## Saved entries
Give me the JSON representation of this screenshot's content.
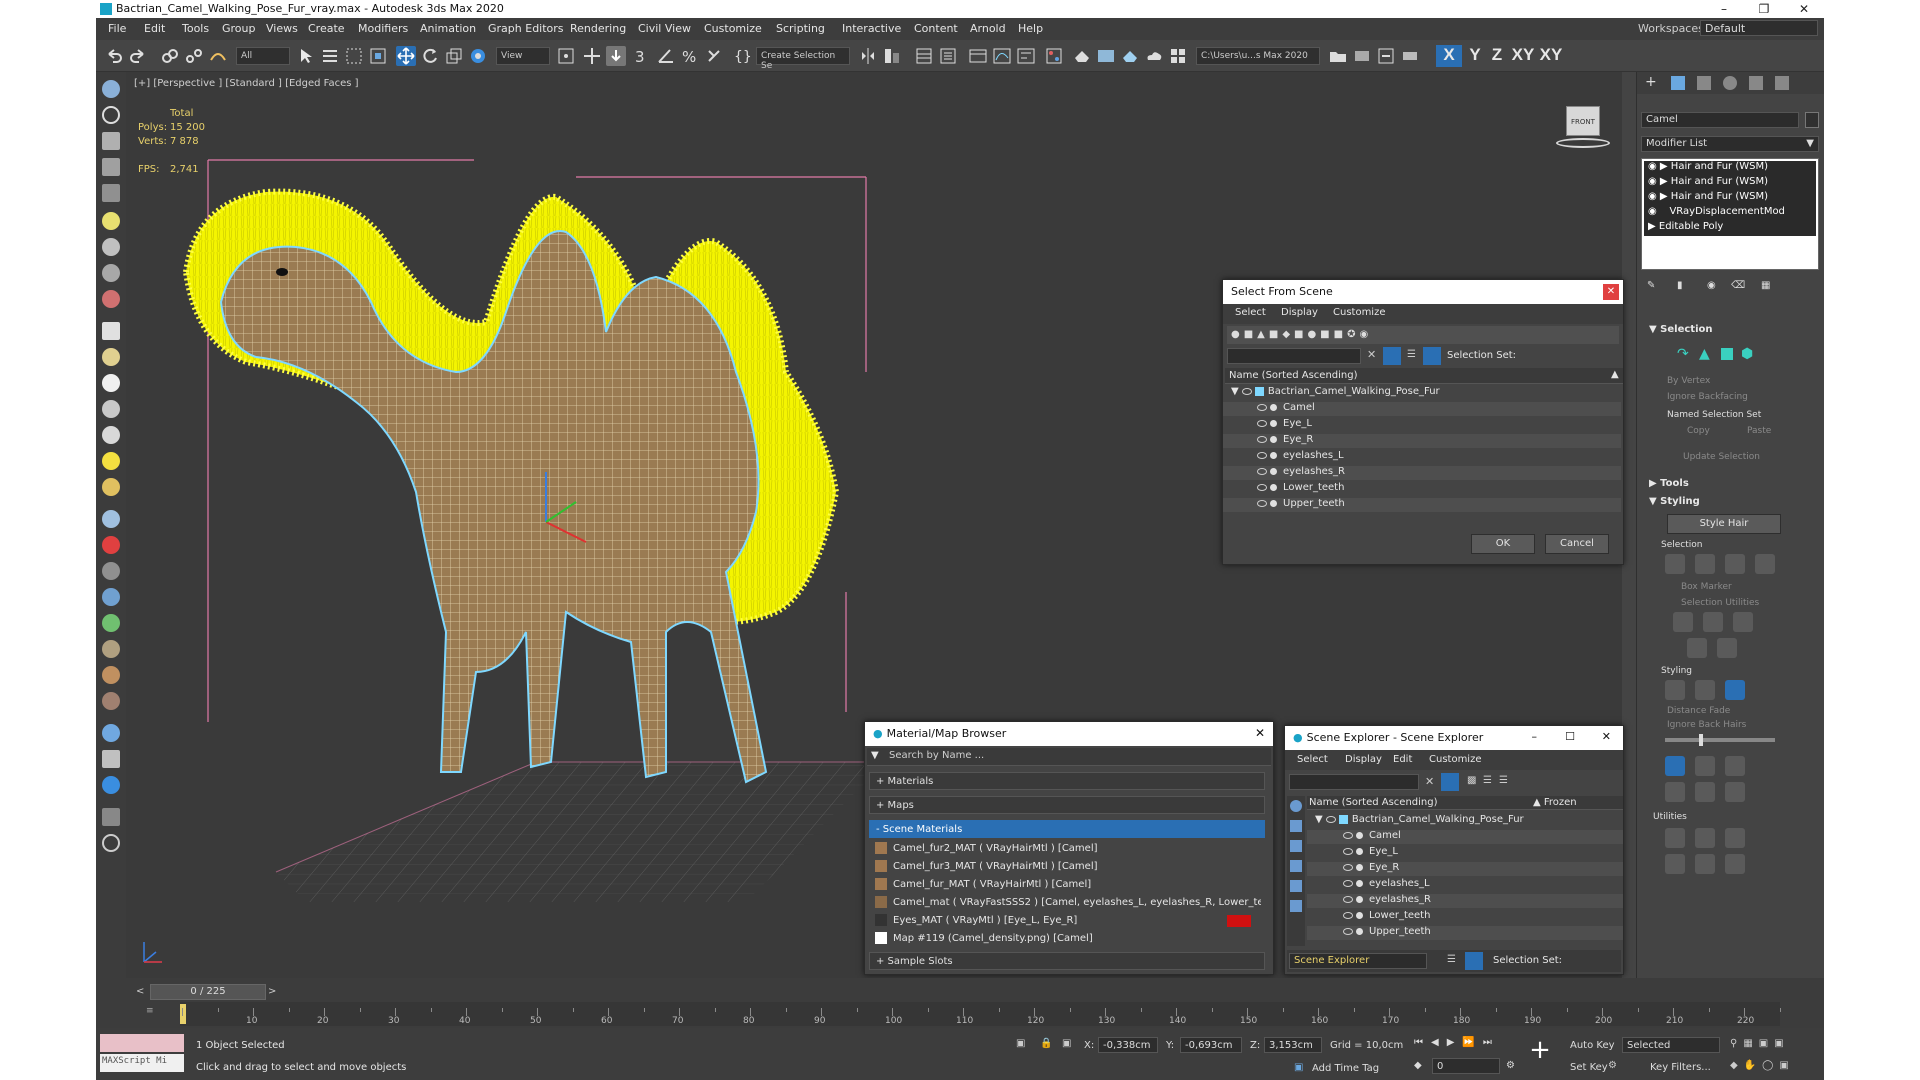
{
  "window": {
    "title": "Bactrian_Camel_Walking_Pose_Fur_vray.max - Autodesk 3ds Max 2020",
    "workspaces_label": "Workspaces:",
    "workspace_value": "Default"
  },
  "menu": [
    "File",
    "Edit",
    "Tools",
    "Group",
    "Views",
    "Create",
    "Modifiers",
    "Animation",
    "Graph Editors",
    "Rendering",
    "Civil View",
    "Customize",
    "Scripting",
    "Interactive",
    "Content",
    "Arnold",
    "Help"
  ],
  "toolbar": {
    "filter_value": "All",
    "ref_coord_value": "View",
    "selection_set_placeholder": "Create Selection Se",
    "project_path": "C:\\Users\\u...s Max 2020",
    "axis_labels": [
      "X",
      "Y",
      "Z",
      "XY",
      "XY"
    ]
  },
  "viewport": {
    "label": "[+] [Perspective ] [Standard ] [Edged Faces ]",
    "stats": {
      "total_label": "Total",
      "polys_label": "Polys:",
      "polys_value": "15 200",
      "verts_label": "Verts:",
      "verts_value": "7 878",
      "fps_label": "FPS:",
      "fps_value": "2,741"
    },
    "viewcube_label": "FRONT"
  },
  "select_from_scene": {
    "title": "Select From Scene",
    "menu": [
      "Select",
      "Display",
      "Customize"
    ],
    "selection_set_label": "Selection Set:",
    "column_header": "Name (Sorted Ascending)",
    "root": "Bactrian_Camel_Walking_Pose_Fur",
    "items": [
      "Camel",
      "Eye_L",
      "Eye_R",
      "eyelashes_L",
      "eyelashes_R",
      "Lower_teeth",
      "Upper_teeth"
    ],
    "ok_label": "OK",
    "cancel_label": "Cancel"
  },
  "material_browser": {
    "title": "Material/Map Browser",
    "search_placeholder": "Search by Name ...",
    "sections": [
      "+ Materials",
      "+ Maps",
      "- Scene Materials"
    ],
    "items": [
      "Camel_fur2_MAT  ( VRayHairMtl )  [Camel]",
      "Camel_fur3_MAT  ( VRayHairMtl )  [Camel]",
      "Camel_fur_MAT  ( VRayHairMtl )  [Camel]",
      "Camel_mat  ( VRayFastSSS2 )  [Camel, eyelashes_L, eyelashes_R, Lower_te...",
      "Eyes_MAT  ( VRayMtl )  [Eye_L, Eye_R]",
      "Map #119 (Camel_density.png)  [Camel]"
    ],
    "footer_section": "+ Sample Slots"
  },
  "scene_explorer": {
    "title": "Scene Explorer - Scene Explorer",
    "menu": [
      "Select",
      "Display",
      "Edit",
      "Customize"
    ],
    "column_header": "Name (Sorted Ascending)",
    "frozen_header": "▲ Frozen",
    "root": "Bactrian_Camel_Walking_Pose_Fur",
    "items": [
      "Camel",
      "Eye_L",
      "Eye_R",
      "eyelashes_L",
      "eyelashes_R",
      "Lower_teeth",
      "Upper_teeth"
    ],
    "explorer_dropdown": "Scene Explorer",
    "selection_set_label": "Selection Set:"
  },
  "command_panel": {
    "object_name": "Camel",
    "modifier_list_label": "Modifier List",
    "modifier_stack": [
      "Hair and Fur (WSM)",
      "Hair and Fur (WSM)",
      "Hair and Fur (WSM)",
      "VRayDisplacementMod",
      "Editable Poly"
    ],
    "selection_rollout": "Selection",
    "by_vertex": "By Vertex",
    "ignore_backfacing": "Ignore Backfacing",
    "named_selection_set": "Named Selection Set",
    "copy_label": "Copy",
    "paste_label": "Paste",
    "update_selection": "Update Selection",
    "tools_rollout": "Tools",
    "styling_rollout": "Styling",
    "style_hair_label": "Style Hair",
    "selection_group": "Selection",
    "box_marker": "Box Marker",
    "selection_utilities": "Selection Utilities",
    "styling_group": "Styling",
    "distance_fade": "Distance Fade",
    "ignore_back_hairs": "Ignore Back Hairs",
    "utilities_group": "Utilities"
  },
  "timeline": {
    "frame_display": "0 / 225",
    "ticks": [
      "10",
      "20",
      "30",
      "40",
      "50",
      "60",
      "70",
      "80",
      "90",
      "100",
      "110",
      "120",
      "130",
      "140",
      "150",
      "160",
      "170",
      "180",
      "190",
      "200",
      "210",
      "220"
    ]
  },
  "statusbar": {
    "maxscript_label": "MAXScript Mi",
    "status_text": "1 Object Selected",
    "prompt_text": "Click and drag to select and move objects",
    "x_label": "X:",
    "x_value": "-0,338cm",
    "y_label": "Y:",
    "y_value": "-0,693cm",
    "z_label": "Z:",
    "z_value": "3,153cm",
    "grid_label": "Grid = 10,0cm",
    "add_time_tag": "Add Time Tag",
    "auto_key": "Auto Key",
    "selected_dropdown": "Selected",
    "set_key": "Set Key",
    "key_filters": "Key Filters...",
    "frame_value": "0"
  },
  "colors": {
    "fur_yellow": "#f4f400",
    "wire_cyan": "#7fd8ff",
    "select_blue": "#2a6fb4"
  }
}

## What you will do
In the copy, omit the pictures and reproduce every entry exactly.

## Task result
Give me the JSON representation of this screenshot's content.
{
  "window": {
    "title": "Bactrian_Camel_Walking_Pose_Fur_vray.max - Autodesk 3ds Max 2020",
    "workspaces_label": "Workspaces:",
    "workspace_value": "Default"
  },
  "menu": [
    "File",
    "Edit",
    "Tools",
    "Group",
    "Views",
    "Create",
    "Modifiers",
    "Animation",
    "Graph Editors",
    "Rendering",
    "Civil View",
    "Customize",
    "Scripting",
    "Interactive",
    "Content",
    "Arnold",
    "Help"
  ],
  "toolbar": {
    "filter_value": "All",
    "ref_coord_value": "View",
    "selection_set_placeholder": "Create Selection Se",
    "project_path": "C:\\Users\\u...s Max 2020",
    "axis_labels": [
      "X",
      "Y",
      "Z",
      "XY",
      "XY"
    ]
  },
  "viewport": {
    "label": "[+] [Perspective ] [Standard ] [Edged Faces ]",
    "stats": {
      "total_label": "Total",
      "polys_label": "Polys:",
      "polys_value": "15 200",
      "verts_label": "Verts:",
      "verts_value": "7 878",
      "fps_label": "FPS:",
      "fps_value": "2,741"
    },
    "viewcube_label": "FRONT"
  },
  "select_from_scene": {
    "title": "Select From Scene",
    "menu": [
      "Select",
      "Display",
      "Customize"
    ],
    "selection_set_label": "Selection Set:",
    "column_header": "Name (Sorted Ascending)",
    "root": "Bactrian_Camel_Walking_Pose_Fur",
    "items": [
      "Camel",
      "Eye_L",
      "Eye_R",
      "eyelashes_L",
      "eyelashes_R",
      "Lower_teeth",
      "Upper_teeth"
    ],
    "ok_label": "OK",
    "cancel_label": "Cancel"
  },
  "material_browser": {
    "title": "Material/Map Browser",
    "search_placeholder": "Search by Name ...",
    "sections": [
      "+ Materials",
      "+ Maps",
      "- Scene Materials"
    ],
    "items": [
      "Camel_fur2_MAT  ( VRayHairMtl )  [Camel]",
      "Camel_fur3_MAT  ( VRayHairMtl )  [Camel]",
      "Camel_fur_MAT  ( VRayHairMtl )  [Camel]",
      "Camel_mat  ( VRayFastSSS2 )  [Camel, eyelashes_L, eyelashes_R, Lower_te...",
      "Eyes_MAT  ( VRayMtl )  [Eye_L, Eye_R]",
      "Map #119 (Camel_density.png)  [Camel]"
    ],
    "footer_section": "+ Sample Slots"
  },
  "scene_explorer": {
    "title": "Scene Explorer - Scene Explorer",
    "menu": [
      "Select",
      "Display",
      "Edit",
      "Customize"
    ],
    "column_header": "Name (Sorted Ascending)",
    "frozen_header": "▲ Frozen",
    "root": "Bactrian_Camel_Walking_Pose_Fur",
    "items": [
      "Camel",
      "Eye_L",
      "Eye_R",
      "eyelashes_L",
      "eyelashes_R",
      "Lower_teeth",
      "Upper_teeth"
    ],
    "explorer_dropdown": "Scene Explorer",
    "selection_set_label": "Selection Set:"
  },
  "command_panel": {
    "object_name": "Camel",
    "modifier_list_label": "Modifier List",
    "modifier_stack": [
      "Hair and Fur (WSM)",
      "Hair and Fur (WSM)",
      "Hair and Fur (WSM)",
      "VRayDisplacementMod",
      "Editable Poly"
    ],
    "selection_rollout": "Selection",
    "by_vertex": "By Vertex",
    "ignore_backfacing": "Ignore Backfacing",
    "named_selection_set": "Named Selection Set",
    "copy_label": "Copy",
    "paste_label": "Paste",
    "update_selection": "Update Selection",
    "tools_rollout": "Tools",
    "styling_rollout": "Styling",
    "style_hair_label": "Style Hair",
    "selection_group": "Selection",
    "box_marker": "Box Marker",
    "selection_utilities": "Selection Utilities",
    "styling_group": "Styling",
    "distance_fade": "Distance Fade",
    "ignore_back_hairs": "Ignore Back Hairs",
    "utilities_group": "Utilities"
  },
  "timeline": {
    "frame_display": "0 / 225",
    "ticks": [
      "10",
      "20",
      "30",
      "40",
      "50",
      "60",
      "70",
      "80",
      "90",
      "100",
      "110",
      "120",
      "130",
      "140",
      "150",
      "160",
      "170",
      "180",
      "190",
      "200",
      "210",
      "220"
    ]
  },
  "statusbar": {
    "maxscript_label": "MAXScript Mi",
    "status_text": "1 Object Selected",
    "prompt_text": "Click and drag to select and move objects",
    "x_label": "X:",
    "x_value": "-0,338cm",
    "y_label": "Y:",
    "y_value": "-0,693cm",
    "z_label": "Z:",
    "z_value": "3,153cm",
    "grid_label": "Grid = 10,0cm",
    "add_time_tag": "Add Time Tag",
    "auto_key": "Auto Key",
    "selected_dropdown": "Selected",
    "set_key": "Set Key",
    "key_filters": "Key Filters...",
    "frame_value": "0"
  },
  "colors": {
    "fur_yellow": "#f4f400",
    "wire_cyan": "#7fd8ff",
    "select_blue": "#2a6fb4"
  }
}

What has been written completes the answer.